At least Benjamin wasn't the only unruly child.

I don't ordinarily get annoyed with children who act up during sacrament meeting (because you read the description of my son, right?) but I was almost grinding my teeth by the end of yesterday's sacrament meeting. It was out of control, folks.

Not only was Benjamin being his charming two-year-old self but two rows back his little friend Rosie was making herself known. Directly behind us Marcella was acting up and Baby Jay was fussing loudly. In front of us my friend Magie's twins decided they'd had enough at exactly the same time, but her daughter wanted to sit on her lap, and her husband was out with their two-year-old. And the speaker? The speaker was talking so loudly that it seemed to me that she was trying to speak over all the noise around me.

The cacophony was deafening. I was having an almost irrepressible urge to stand up and to stop the meeting—like I stop my primary class when things are getting out of hand—and say, "Before we continue I need to know you are all paying attention! Hands to yourselves. Quiet mouths. Eyes on me."

Instead I whispered, "Magie!"

She didn't hear me. She put the twin she was holding (I can't tell those little dears apart) down in his carseat so she could pick up the other one. The one she picked up promptly stopped crying. The one she put down promptly started crying. Magie looked frustrated.

I scooted closer to her and tapped her on the shoulder.

"Magie, give one to me," I whispered, holding my arms over the back of the bench.

You lose

"Rabbit, rabbit, rabbit," I said this morning.

"What?" Rachel asked.

"Rabbit, rabbit, rabbit," I repeated.

"What's rabbit, rabbit, rabbit?" Rachel asked, her face contorted with confusion.

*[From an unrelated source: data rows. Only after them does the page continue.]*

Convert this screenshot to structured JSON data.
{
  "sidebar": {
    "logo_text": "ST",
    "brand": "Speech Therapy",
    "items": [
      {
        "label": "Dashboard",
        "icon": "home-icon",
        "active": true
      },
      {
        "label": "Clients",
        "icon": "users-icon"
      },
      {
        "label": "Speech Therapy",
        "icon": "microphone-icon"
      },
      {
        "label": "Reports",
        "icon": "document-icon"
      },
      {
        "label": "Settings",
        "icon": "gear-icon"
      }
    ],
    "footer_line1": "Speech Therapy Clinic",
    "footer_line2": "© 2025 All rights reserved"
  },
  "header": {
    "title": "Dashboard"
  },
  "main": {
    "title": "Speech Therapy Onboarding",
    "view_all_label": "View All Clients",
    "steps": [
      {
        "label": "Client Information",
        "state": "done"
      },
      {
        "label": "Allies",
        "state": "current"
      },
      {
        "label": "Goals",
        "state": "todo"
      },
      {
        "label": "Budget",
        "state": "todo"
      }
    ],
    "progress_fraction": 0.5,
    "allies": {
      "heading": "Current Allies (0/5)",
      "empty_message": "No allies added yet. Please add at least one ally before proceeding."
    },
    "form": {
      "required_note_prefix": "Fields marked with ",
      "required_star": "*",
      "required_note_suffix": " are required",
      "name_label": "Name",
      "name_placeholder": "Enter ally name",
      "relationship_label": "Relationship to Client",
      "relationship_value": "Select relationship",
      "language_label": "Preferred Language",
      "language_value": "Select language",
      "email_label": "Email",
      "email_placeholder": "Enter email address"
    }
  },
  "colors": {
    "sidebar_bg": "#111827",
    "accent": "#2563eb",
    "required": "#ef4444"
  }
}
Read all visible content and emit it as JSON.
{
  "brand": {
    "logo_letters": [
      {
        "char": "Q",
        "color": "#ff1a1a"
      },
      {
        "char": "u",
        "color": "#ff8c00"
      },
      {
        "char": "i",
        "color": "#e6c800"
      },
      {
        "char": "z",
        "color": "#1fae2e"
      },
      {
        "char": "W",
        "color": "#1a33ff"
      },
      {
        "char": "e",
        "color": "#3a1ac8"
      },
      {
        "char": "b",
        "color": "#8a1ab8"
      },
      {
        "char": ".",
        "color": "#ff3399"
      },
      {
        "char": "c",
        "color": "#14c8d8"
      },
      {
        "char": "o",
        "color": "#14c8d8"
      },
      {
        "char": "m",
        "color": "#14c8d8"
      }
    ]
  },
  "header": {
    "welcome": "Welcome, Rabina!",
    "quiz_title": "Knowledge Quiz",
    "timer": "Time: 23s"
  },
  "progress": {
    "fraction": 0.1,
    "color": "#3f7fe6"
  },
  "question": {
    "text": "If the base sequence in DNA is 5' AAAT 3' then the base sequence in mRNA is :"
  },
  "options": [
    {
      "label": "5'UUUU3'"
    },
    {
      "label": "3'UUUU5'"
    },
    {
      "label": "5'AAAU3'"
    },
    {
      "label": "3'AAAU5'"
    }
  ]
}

So I more or less explained this, "But," I said, "In the Gillespie household it's kind of a game and the first person to say it on the first day of the month wins, so—haha—I got you!"

"Yeah, you did," Rachel said. "But I didn't know it. I guess you were just getting even for that time I got you."

On Saturday night when we were having dinner, Rachel excused herself to go to the bathroom. As she was walking back to the dinner table her eyes locked on mine.

"One," she challenged seriously.

"Two?" I guessed, not sure what she was doing but assuming she was doing something like the sandbox game.

"You lose," she shrugged.

"Excuse me?" I asked.

"You're supposed to say 'buzz.' You lose."

"What? What kind of a game is that?" I laughed.

"We play it at school all the time. We go around the classroom trying to count to 100 but we can't say any even numbers so we go one—buzz—three—buzz—five—buzz—six—bu...oh! See? I just lost. If someone messes up then we have to start all the way back at zero again."

"I see," I said. "This game probably would have been a lot more fun to play if I had known about it before we started playing."

So, you see, I did get her back at her, though Rabbit, Rabbit, Rabbi is less of a cooperative game and more of an element-of-surprise/quickest-on-the-draw kind of game.